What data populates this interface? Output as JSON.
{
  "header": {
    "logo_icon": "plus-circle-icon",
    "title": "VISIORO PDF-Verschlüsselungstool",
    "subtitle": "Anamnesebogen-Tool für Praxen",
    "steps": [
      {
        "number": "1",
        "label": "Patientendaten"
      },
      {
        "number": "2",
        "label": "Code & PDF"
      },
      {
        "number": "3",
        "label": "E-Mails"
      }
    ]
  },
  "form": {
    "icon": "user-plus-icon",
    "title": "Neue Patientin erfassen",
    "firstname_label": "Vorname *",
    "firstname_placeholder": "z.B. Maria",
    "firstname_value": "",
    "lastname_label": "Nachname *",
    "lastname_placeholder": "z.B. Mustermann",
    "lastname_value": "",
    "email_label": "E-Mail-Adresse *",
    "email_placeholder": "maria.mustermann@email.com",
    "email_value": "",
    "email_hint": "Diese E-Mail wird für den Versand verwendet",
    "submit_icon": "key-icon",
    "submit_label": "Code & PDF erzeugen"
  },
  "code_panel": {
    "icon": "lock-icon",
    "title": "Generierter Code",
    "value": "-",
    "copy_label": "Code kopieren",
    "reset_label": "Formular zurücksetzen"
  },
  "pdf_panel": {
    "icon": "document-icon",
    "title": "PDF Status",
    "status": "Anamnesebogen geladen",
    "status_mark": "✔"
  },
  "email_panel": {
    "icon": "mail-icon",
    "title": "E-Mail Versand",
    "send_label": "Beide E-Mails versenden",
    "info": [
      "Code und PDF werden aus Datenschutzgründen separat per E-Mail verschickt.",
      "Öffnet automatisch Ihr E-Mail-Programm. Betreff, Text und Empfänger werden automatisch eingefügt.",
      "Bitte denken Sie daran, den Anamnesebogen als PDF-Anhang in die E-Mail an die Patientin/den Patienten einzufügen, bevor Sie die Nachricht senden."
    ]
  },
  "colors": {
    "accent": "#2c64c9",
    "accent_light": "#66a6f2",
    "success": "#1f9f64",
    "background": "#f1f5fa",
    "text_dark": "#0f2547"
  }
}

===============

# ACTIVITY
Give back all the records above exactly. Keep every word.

# EXPECTED OUTPUT
What data populates this interface? Output as JSON.
{
  "header": {
    "logo_icon": "plus-circle-icon",
    "title": "VISIORO PDF-Verschlüsselungstool",
    "subtitle": "Anamnesebogen-Tool für Praxen",
    "steps": [
      {
        "number": "1",
        "label": "Patientendaten"
      },
      {
        "number": "2",
        "label": "Code & PDF"
      },
      {
        "number": "3",
        "label": "E-Mails"
      }
    ]
  },
  "form": {
    "icon": "user-plus-icon",
    "title": "Neue Patientin erfassen",
    "firstname_label": "Vorname *",
    "firstname_placeholder": "z.B. Maria",
    "firstname_value": "",
    "lastname_label": "Nachname *",
    "lastname_placeholder": "z.B. Mustermann",
    "lastname_value": "",
    "email_label": "E-Mail-Adresse *",
    "email_placeholder": "maria.mustermann@email.com",
    "email_value": "",
    "email_hint": "Diese E-Mail wird für den Versand verwendet",
    "submit_icon": "key-icon",
    "submit_label": "Code & PDF erzeugen"
  },
  "code_panel": {
    "icon": "lock-icon",
    "title": "Generierter Code",
    "value": "-",
    "copy_label": "Code kopieren",
    "reset_label": "Formular zurücksetzen"
  },
  "pdf_panel": {
    "icon": "document-icon",
    "title": "PDF Status",
    "status": "Anamnesebogen geladen",
    "status_mark": "✔"
  },
  "email_panel": {
    "icon": "mail-icon",
    "title": "E-Mail Versand",
    "send_label": "Beide E-Mails versenden",
    "info": [
      "Code und PDF werden aus Datenschutzgründen separat per E-Mail verschickt.",
      "Öffnet automatisch Ihr E-Mail-Programm. Betreff, Text und Empfänger werden automatisch eingefügt.",
      "Bitte denken Sie daran, den Anamnesebogen als PDF-Anhang in die E-Mail an die Patientin/den Patienten einzufügen, bevor Sie die Nachricht senden."
    ]
  },
  "colors": {
    "accent": "#2c64c9",
    "accent_light": "#66a6f2",
    "success": "#1f9f64",
    "background": "#f1f5fa",
    "text_dark": "#0f2547"
  }
}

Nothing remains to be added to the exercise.